|Geography of Home|
When I arrived in Minneapolis in 1987 from New York, one of my first questions was “Where are all of the Black folks?” I was a first-year graduate student at the University of Minnesota and wasn’t seeing too many Black students on campus. Eventually I started meeting other students and making friends…..
Dacia Durham (English)
I left my motherland, India, my family, and came to the USA with my husband. I still remember it was my second day in the USA and I went out for a little walk. I noticed that the streets were empty; nobody was there. It was so quiet that I could hear my footsteps. I never experienced that quietness on the road before. In my country you can see people walking and chatting on the street and most of the day it’s full of people.…
Sarasawati Devi (from Hindi)
A good Hmong girl is someone who gets up early and cooks for the family. She cleans the house, by sweeping the floors, washing the dishes, straightening the couches. She does all this quietly and by herself. At least I did since I was the only girl in my family….
Mai Neng Moua (English)
Even though I’ve lived in America for over 22 years, I’ve never kept America as my home. The taste of having life but not having a country is very bitter. But this is the fate of my people as refugees….
Sambath Ouk (from Khmer/Cambodian)
… At that time we were walking to the grocery and I got lost. And I tried to come back to my home, but I didn’t even know where my house was. And it was snowing, very snowy. And then I asked someone walking on the streets where 38th and Chicago was, and he told me you cannot walk; it’s way way far away. You have to catch the bus. But he told me the easiest way is I will call the police and tell them you are lost. And he called the police, but when I saw the police I was afraid and I cried. The police told me “You’re lost, you didn’t do anything. I’ll take you to your home, don’t worry.” And then they brought me to my home….

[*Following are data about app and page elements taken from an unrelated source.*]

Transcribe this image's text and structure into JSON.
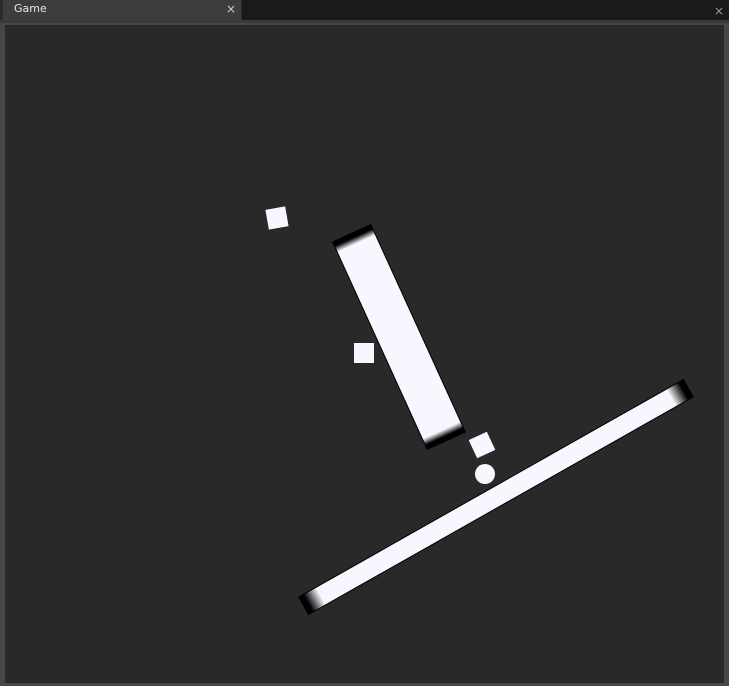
{
  "tab": {
    "title": "Game"
  },
  "colors": {
    "viewport_background": "#292929",
    "object_fill": "#f7f8ff",
    "object_edge": "#000000"
  },
  "scene": {
    "objects": [
      {
        "name": "falling-box-1",
        "kind": "box"
      },
      {
        "name": "falling-box-2",
        "kind": "box"
      },
      {
        "name": "falling-box-3",
        "kind": "box"
      },
      {
        "name": "falling-ball",
        "kind": "ball"
      },
      {
        "name": "tilted-plank",
        "kind": "plank"
      },
      {
        "name": "ground-ramp",
        "kind": "plank"
      }
    ]
  }
}
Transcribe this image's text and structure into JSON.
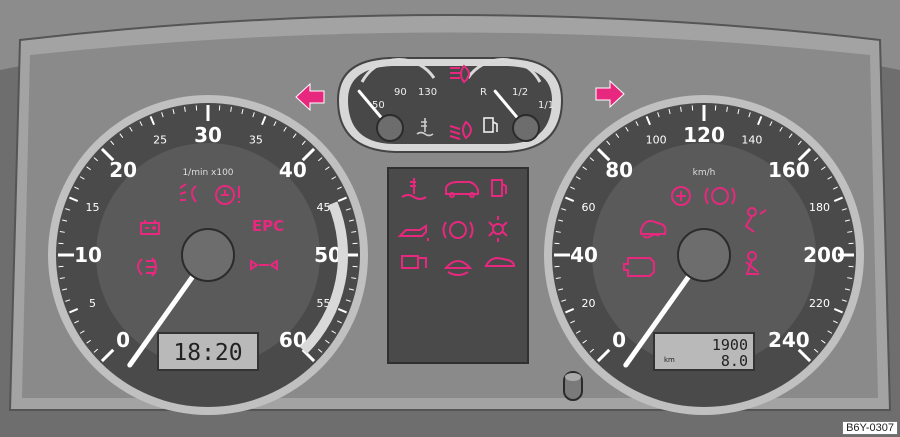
{
  "tachometer": {
    "unit_label": "1/min x100",
    "major_labels": [
      "0",
      "10",
      "20",
      "30",
      "40",
      "50",
      "60"
    ],
    "minor_labels": [
      "5",
      "15",
      "25",
      "35",
      "45",
      "55"
    ],
    "redline_from": 45,
    "needle_value": 0,
    "clock": "18:20"
  },
  "speedometer": {
    "unit_label": "km/h",
    "major_labels": [
      "0",
      "40",
      "80",
      "120",
      "160",
      "200",
      "240"
    ],
    "minor_labels": [
      "20",
      "60",
      "100",
      "140",
      "180",
      "220"
    ],
    "needle_value": 0,
    "odometer": "1900",
    "trip": "8.0",
    "trip_unit": "km"
  },
  "temp_gauge": {
    "labels": [
      "50",
      "90",
      "130"
    ],
    "needle_fraction": 0.0
  },
  "fuel_gauge": {
    "labels": [
      "R",
      "1/2",
      "1/1"
    ],
    "needle_fraction": 0.0
  },
  "center_panel_icons": [
    "coolant-temp-icon",
    "door-open-icon",
    "fuel-reserve-icon",
    "oil-pressure-icon",
    "brake-pads-icon",
    "bulb-failure-icon",
    "boot-lid-open-icon",
    "washer-fluid-icon",
    "convertible-open-icon"
  ],
  "tacho_icons": [
    "rear-fog-icon",
    "brake-system-icon",
    "battery-icon",
    "epc-icon",
    "front-fog-icon",
    "turn-signal-trailer-icon"
  ],
  "speedo_icons": [
    "abs-icon",
    "brake-warning-icon",
    "esp-icon",
    "airbag-icon",
    "engine-check-icon",
    "seatbelt-icon"
  ],
  "epc_text": "EPC",
  "arrows": {
    "left": "turn-left-arrow",
    "right": "turn-right-arrow"
  },
  "colors": {
    "warning": "#e8287f",
    "dial_face": "#4a4a4a",
    "panel": "#9b9b9b",
    "needle": "#ffffff"
  },
  "reference_code": "B6Y-0307"
}
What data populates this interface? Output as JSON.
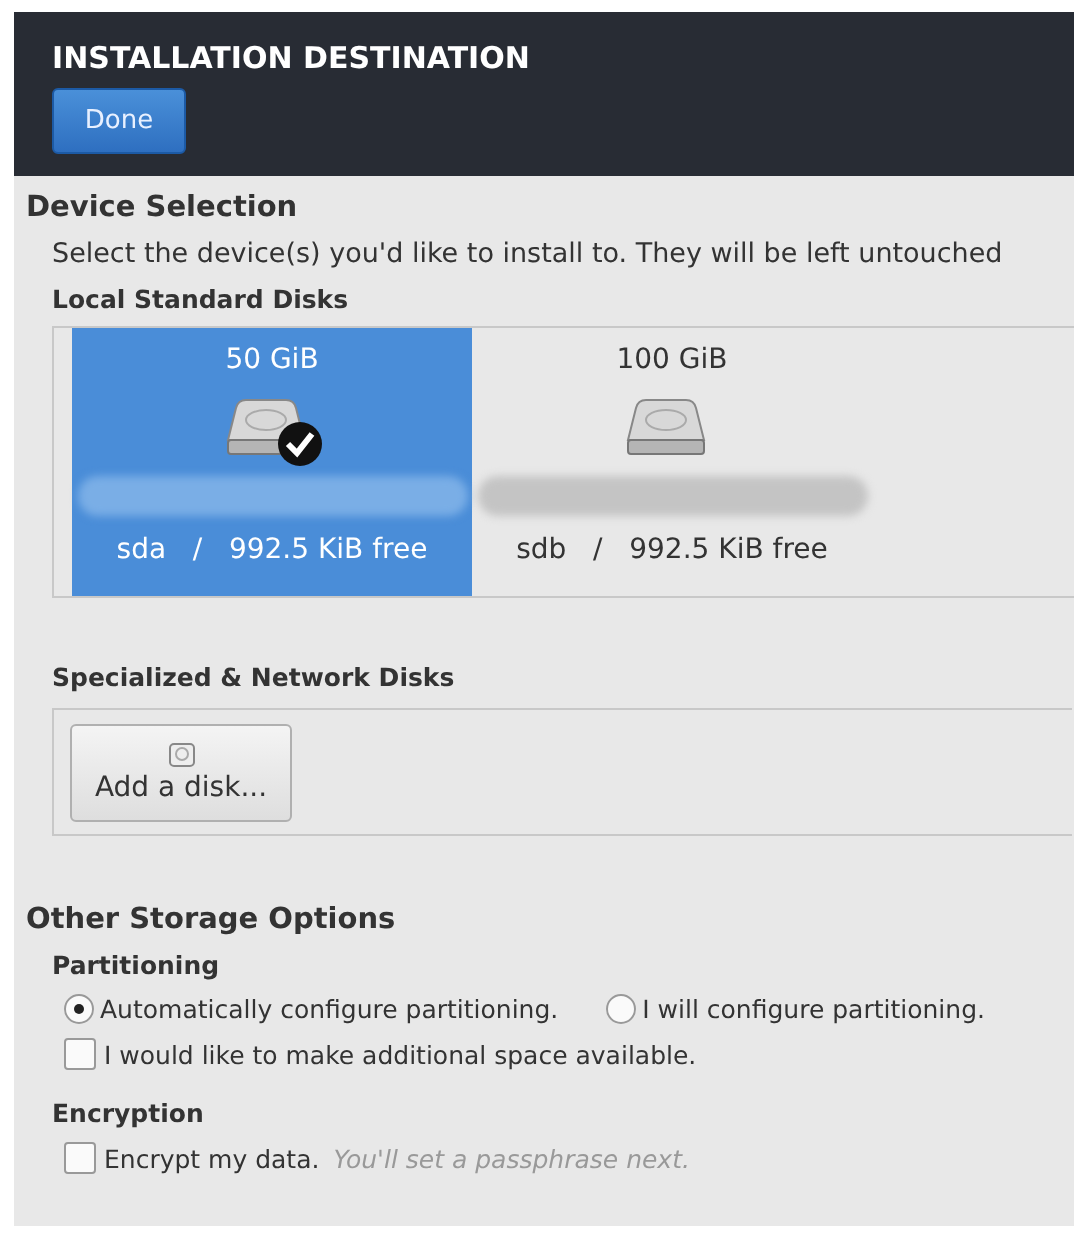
{
  "header": {
    "title": "INSTALLATION DESTINATION",
    "done_button": "Done"
  },
  "device_selection": {
    "heading": "Device Selection",
    "description": "Select the device(s) you'd like to install to.  They will be left untouched",
    "local_heading": "Local Standard Disks",
    "disks": [
      {
        "size": "50 GiB",
        "name": "sda",
        "separator": "/",
        "free": "992.5 KiB free",
        "selected": true
      },
      {
        "size": "100 GiB",
        "name": "sdb",
        "separator": "/",
        "free": "992.5 KiB free",
        "selected": false
      }
    ],
    "network_heading": "Specialized & Network Disks",
    "add_disk_button": "Add a disk..."
  },
  "other_storage": {
    "heading": "Other Storage Options",
    "partitioning_heading": "Partitioning",
    "partitioning_options": [
      {
        "label": "Automatically configure partitioning.",
        "selected": true
      },
      {
        "label": "I will configure partitioning.",
        "selected": false
      }
    ],
    "additional_space": {
      "label": "I would like to make additional space available.",
      "checked": false
    },
    "encryption_heading": "Encryption",
    "encrypt": {
      "label": "Encrypt my data.",
      "hint": "You'll set a passphrase next.",
      "checked": false
    }
  }
}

Dega Hussein (from Somali)
…We were on the edge of the more “Jewish” blocks. The Catholic kids went to parochial school so we only got together after school & summers. We played outside together & had great fun. I was never invited into their homes. Sometimes someone would write “dirty jew” on our sidewalk. I never could understand about prejudice. It made no sense to me to not like someone because of their religion or color of their skin. There was a lot of discrimination in the 40’s…
Lois Libby Juster (English)
Differences between Laos and the U.S. about Buddhism
1) In the U.S., a monk cannot take the bowl and walk around to receive food, but one can do by invitation and receive food house by house. In Laos, we can do this by tradition.
2) In the U.S. (Minnesota) Lao monks can drive a car. In Laos, it is not allowed but monks are allowed to ride a bicycle in villages and suburbs….
N.E. Minneapolis resident (from Laotian)
….The snowman that we made, maybe not the best but we had fun like never before. We made snow angels on the ground and the hours were like minutes; time didn’t exist – our first experience in the snow.
Victor Martinez (from Spanish)